Your assignment ▸
Exact reproduction of all the entries is required, without any of their pictures.
*** Data to use ***
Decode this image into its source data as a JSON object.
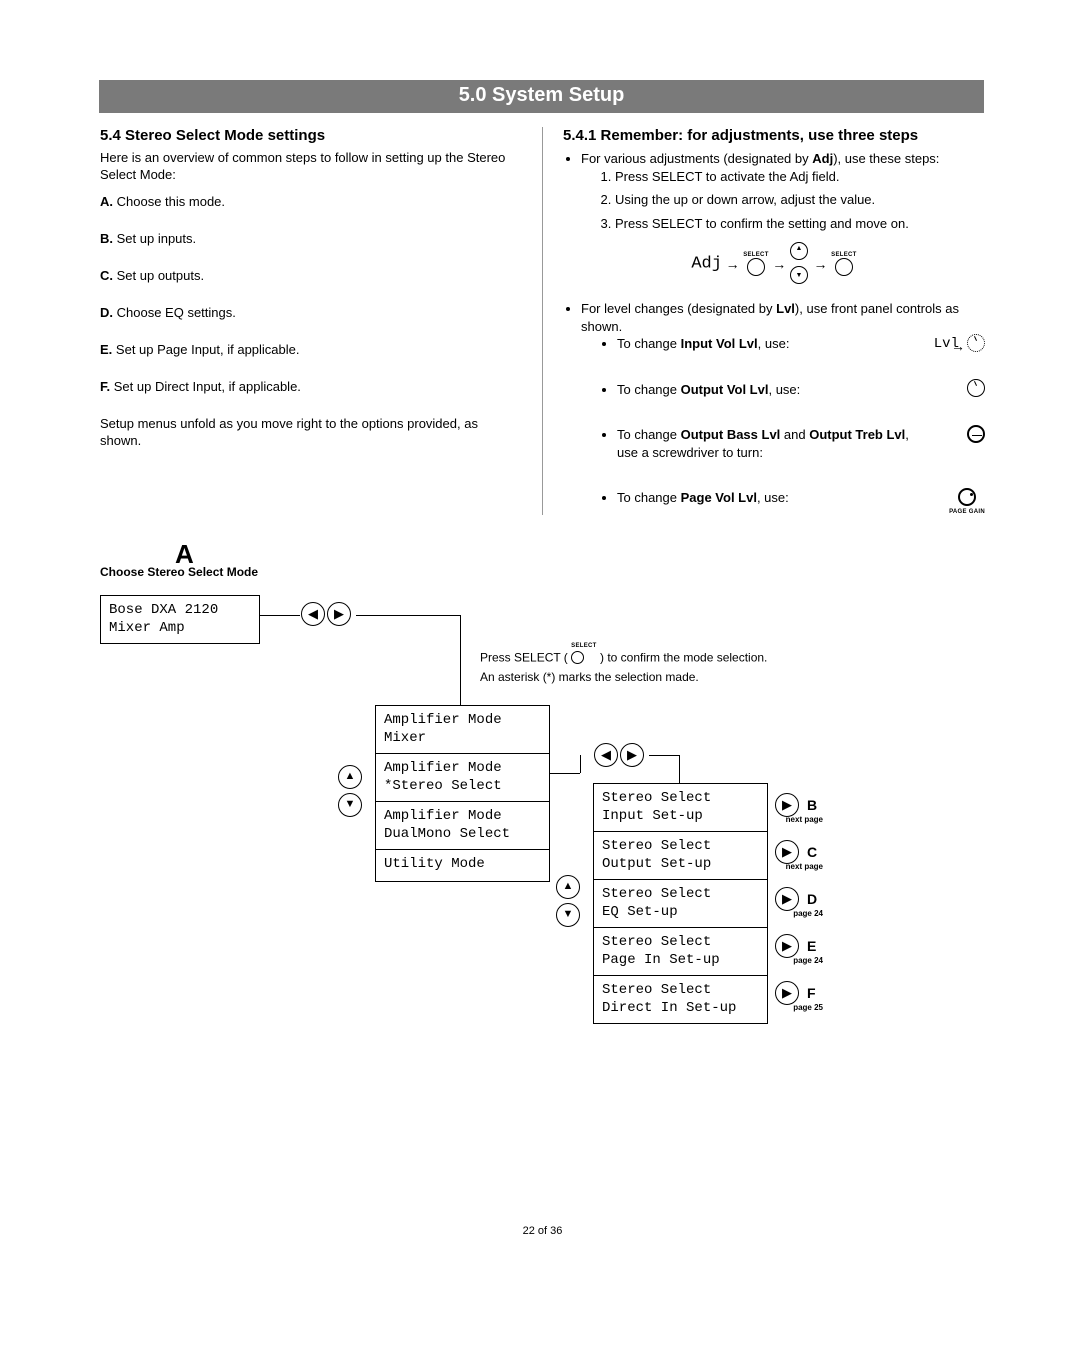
{
  "banner": "5.0 System Setup",
  "left": {
    "heading": "5.4 Stereo Select Mode settings",
    "intro": "Here is an overview of common steps to follow in setting up the Stereo Select Mode:",
    "steps": [
      {
        "l": "A.",
        "t": "Choose this mode."
      },
      {
        "l": "B.",
        "t": "Set up inputs."
      },
      {
        "l": "C.",
        "t": "Set up outputs."
      },
      {
        "l": "D.",
        "t": "Choose EQ settings."
      },
      {
        "l": "E.",
        "t": "Set up Page Input, if applicable."
      },
      {
        "l": "F.",
        "t": "Set up Direct Input, if applicable."
      }
    ],
    "closing": "Setup menus unfold as you move right to the options provided, as shown."
  },
  "right": {
    "heading": "5.4.1 Remember: for adjustments, use three steps",
    "adj_intro_a": "For various adjustments (designated by ",
    "adj_bold": "Adj",
    "adj_intro_b": "), use these steps:",
    "adj_steps": [
      "Press SELECT to activate the Adj field.",
      "Using the up or down arrow, adjust the value.",
      "Press SELECT to confirm the setting and move on."
    ],
    "adj_label": "Adj",
    "select_tiny": "SELECT",
    "lvl_intro_a": "For level changes (designated by ",
    "lvl_bold": "Lvl",
    "lvl_intro_b": "), use front panel controls as shown.",
    "lvl_items": [
      {
        "pre": "To change ",
        "b": "Input Vol Lvl",
        "post": ", use:",
        "pref": "Lvl",
        "cap": ""
      },
      {
        "pre": "To change ",
        "b": "Output Vol Lvl",
        "post": ", use:",
        "pref": "",
        "cap": ""
      },
      {
        "pre": "To change ",
        "b": "Output Bass Lvl",
        "post_a": " and ",
        "b2": "Output Treb Lvl",
        "post": ", use a screwdriver to turn:",
        "pref": "",
        "cap": ""
      },
      {
        "pre": "To change ",
        "b": "Page Vol Lvl",
        "post": ", use:",
        "pref": "",
        "cap": "PAGE GAIN"
      }
    ]
  },
  "flow": {
    "letterA": "A",
    "title": "Choose Stereo Select Mode",
    "box1_l1": "Bose DXA 2120",
    "box1_l2": "Mixer Amp",
    "confirm_a": "Press SELECT (",
    "confirm_b": ") to confirm the mode selection.",
    "confirm_c": "An asterisk (*) marks the selection made.",
    "select_tiny": "SELECT",
    "modes": [
      {
        "l1": "Amplifier Mode",
        "l2": " Mixer"
      },
      {
        "l1": "Amplifier Mode",
        "l2": "*Stereo Select"
      },
      {
        "l1": "Amplifier Mode",
        "l2": " DualMono Select"
      },
      {
        "l1": "Utility Mode",
        "l2": ""
      }
    ],
    "subs": [
      {
        "l1": "Stereo Select",
        "l2": "Input Set-up",
        "letter": "B",
        "note": "next page"
      },
      {
        "l1": "Stereo Select",
        "l2": "Output Set-up",
        "letter": "C",
        "note": "next page"
      },
      {
        "l1": "Stereo Select",
        "l2": "EQ Set-up",
        "letter": "D",
        "note": "page 24"
      },
      {
        "l1": "Stereo Select",
        "l2": "Page In Set-up",
        "letter": "E",
        "note": "page 24"
      },
      {
        "l1": "Stereo Select",
        "l2": "Direct In Set-up",
        "letter": "F",
        "note": "page 25"
      }
    ]
  },
  "footer": "22 of 36"
}
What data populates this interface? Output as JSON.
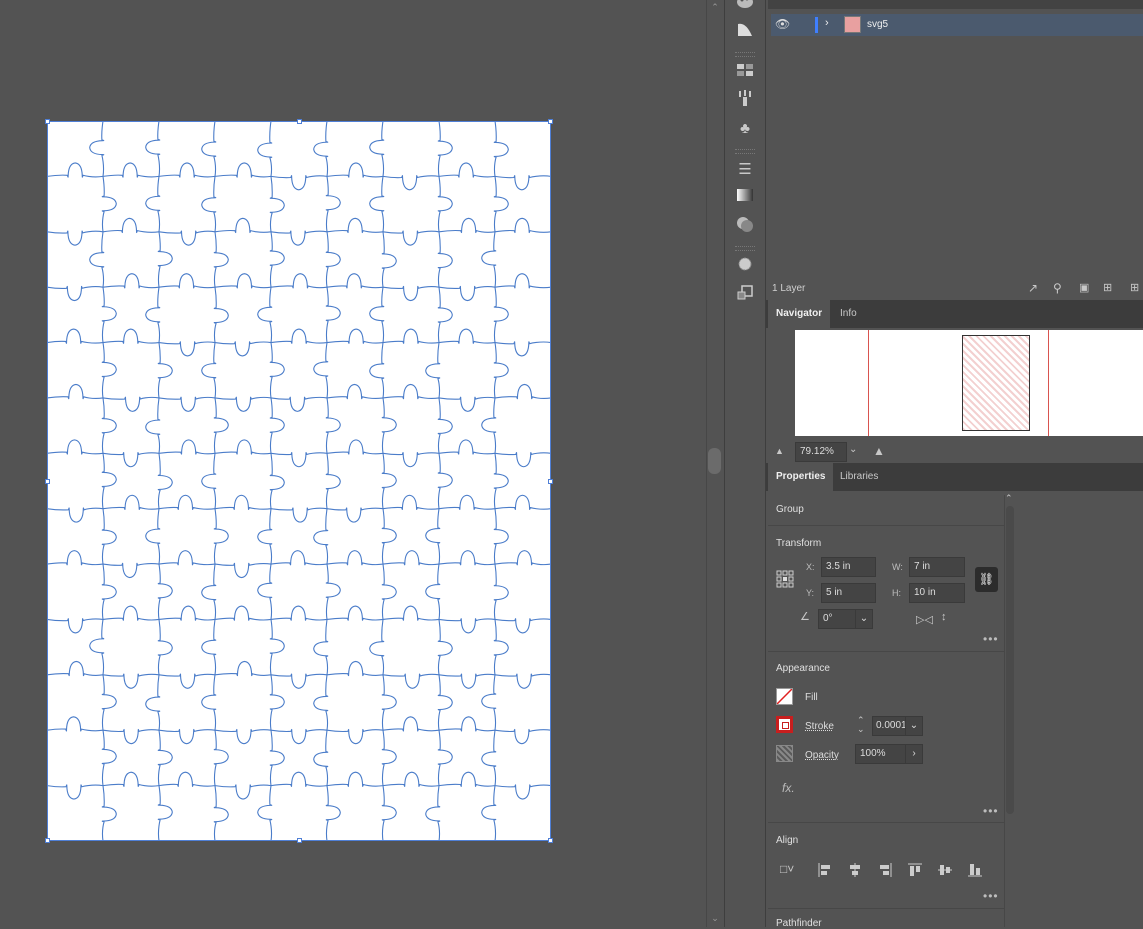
{
  "layers": {
    "layer_name": "svg5",
    "count_label": "1 Layer"
  },
  "navigator": {
    "tabs": [
      "Navigator",
      "Info"
    ],
    "zoom": "79.12%"
  },
  "properties": {
    "tabs": [
      "Properties",
      "Libraries"
    ],
    "selection_type": "Group",
    "transform": {
      "title": "Transform",
      "x_label": "X:",
      "x": "3.5 in",
      "y_label": "Y:",
      "y": "5 in",
      "w_label": "W:",
      "w": "7 in",
      "h_label": "H:",
      "h": "10 in",
      "angle": "0°"
    },
    "appearance": {
      "title": "Appearance",
      "fill_label": "Fill",
      "stroke_label": "Stroke",
      "stroke_value": "0.0001",
      "opacity_label": "Opacity",
      "opacity_value": "100%",
      "fx_label": "fx."
    },
    "align": {
      "title": "Align"
    },
    "pathfinder": {
      "title": "Pathfinder"
    }
  },
  "colors": {
    "puzzle_line": "#4a7cc9",
    "selection": "#4f7fd6",
    "layer_highlight": "#4b5a6e",
    "nav_frame": "#d9534f"
  },
  "puzzle": {
    "cols": 9,
    "rows": 13
  }
}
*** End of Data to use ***
Output of the exercise ▸
Decode this image into its source data as a JSON object.
{
  "banner": "5.0 System Setup",
  "left": {
    "heading": "5.4 Stereo Select Mode settings",
    "intro": "Here is an overview of common steps to follow in setting up the Stereo Select Mode:",
    "steps": [
      {
        "l": "A.",
        "t": "Choose this mode."
      },
      {
        "l": "B.",
        "t": "Set up inputs."
      },
      {
        "l": "C.",
        "t": "Set up outputs."
      },
      {
        "l": "D.",
        "t": "Choose EQ settings."
      },
      {
        "l": "E.",
        "t": "Set up Page Input, if applicable."
      },
      {
        "l": "F.",
        "t": "Set up Direct Input, if applicable."
      }
    ],
    "closing": "Setup menus unfold as you move right to the options provided, as shown."
  },
  "right": {
    "heading": "5.4.1 Remember: for adjustments, use three steps",
    "adj_intro_a": "For various adjustments (designated by ",
    "adj_bold": "Adj",
    "adj_intro_b": "), use these steps:",
    "adj_steps": [
      "Press SELECT to activate the Adj field.",
      "Using the up or down arrow, adjust the value.",
      "Press SELECT to confirm the setting and move on."
    ],
    "adj_label": "Adj",
    "select_tiny": "SELECT",
    "lvl_intro_a": "For level changes (designated by ",
    "lvl_bold": "Lvl",
    "lvl_intro_b": "), use front panel controls as shown.",
    "lvl_items": [
      {
        "pre": "To change ",
        "b": "Input Vol Lvl",
        "post": ", use:",
        "pref": "Lvl",
        "cap": ""
      },
      {
        "pre": "To change ",
        "b": "Output Vol Lvl",
        "post": ", use:",
        "pref": "",
        "cap": ""
      },
      {
        "pre": "To change ",
        "b": "Output Bass Lvl",
        "post_a": " and ",
        "b2": "Output Treb Lvl",
        "post": ", use a screwdriver to turn:",
        "pref": "",
        "cap": ""
      },
      {
        "pre": "To change ",
        "b": "Page Vol Lvl",
        "post": ", use:",
        "pref": "",
        "cap": "PAGE GAIN"
      }
    ]
  },
  "flow": {
    "letterA": "A",
    "title": "Choose Stereo Select Mode",
    "box1_l1": "Bose DXA 2120",
    "box1_l2": "Mixer Amp",
    "confirm_a": "Press SELECT (",
    "confirm_b": ") to confirm the mode selection.",
    "confirm_c": "An asterisk (*) marks the selection made.",
    "select_tiny": "SELECT",
    "modes": [
      {
        "l1": "Amplifier Mode",
        "l2": " Mixer"
      },
      {
        "l1": "Amplifier Mode",
        "l2": "*Stereo Select"
      },
      {
        "l1": "Amplifier Mode",
        "l2": " DualMono Select"
      },
      {
        "l1": "Utility Mode",
        "l2": ""
      }
    ],
    "subs": [
      {
        "l1": "Stereo Select",
        "l2": "Input Set-up",
        "letter": "B",
        "note": "next page"
      },
      {
        "l1": "Stereo Select",
        "l2": "Output Set-up",
        "letter": "C",
        "note": "next page"
      },
      {
        "l1": "Stereo Select",
        "l2": "EQ Set-up",
        "letter": "D",
        "note": "page 24"
      },
      {
        "l1": "Stereo Select",
        "l2": "Page In Set-up",
        "letter": "E",
        "note": "page 24"
      },
      {
        "l1": "Stereo Select",
        "l2": "Direct In Set-up",
        "letter": "F",
        "note": "page 25"
      }
    ]
  },
  "footer": "22 of 36"
}
What data populates this interface? Output as JSON.
{
  "layers": {
    "layer_name": "svg5",
    "count_label": "1 Layer"
  },
  "navigator": {
    "tabs": [
      "Navigator",
      "Info"
    ],
    "zoom": "79.12%"
  },
  "properties": {
    "tabs": [
      "Properties",
      "Libraries"
    ],
    "selection_type": "Group",
    "transform": {
      "title": "Transform",
      "x_label": "X:",
      "x": "3.5 in",
      "y_label": "Y:",
      "y": "5 in",
      "w_label": "W:",
      "w": "7 in",
      "h_label": "H:",
      "h": "10 in",
      "angle": "0°"
    },
    "appearance": {
      "title": "Appearance",
      "fill_label": "Fill",
      "stroke_label": "Stroke",
      "stroke_value": "0.0001",
      "opacity_label": "Opacity",
      "opacity_value": "100%",
      "fx_label": "fx."
    },
    "align": {
      "title": "Align"
    },
    "pathfinder": {
      "title": "Pathfinder"
    }
  },
  "colors": {
    "puzzle_line": "#4a7cc9",
    "selection": "#4f7fd6",
    "layer_highlight": "#4b5a6e",
    "nav_frame": "#d9534f"
  },
  "puzzle": {
    "cols": 9,
    "rows": 13
  }
}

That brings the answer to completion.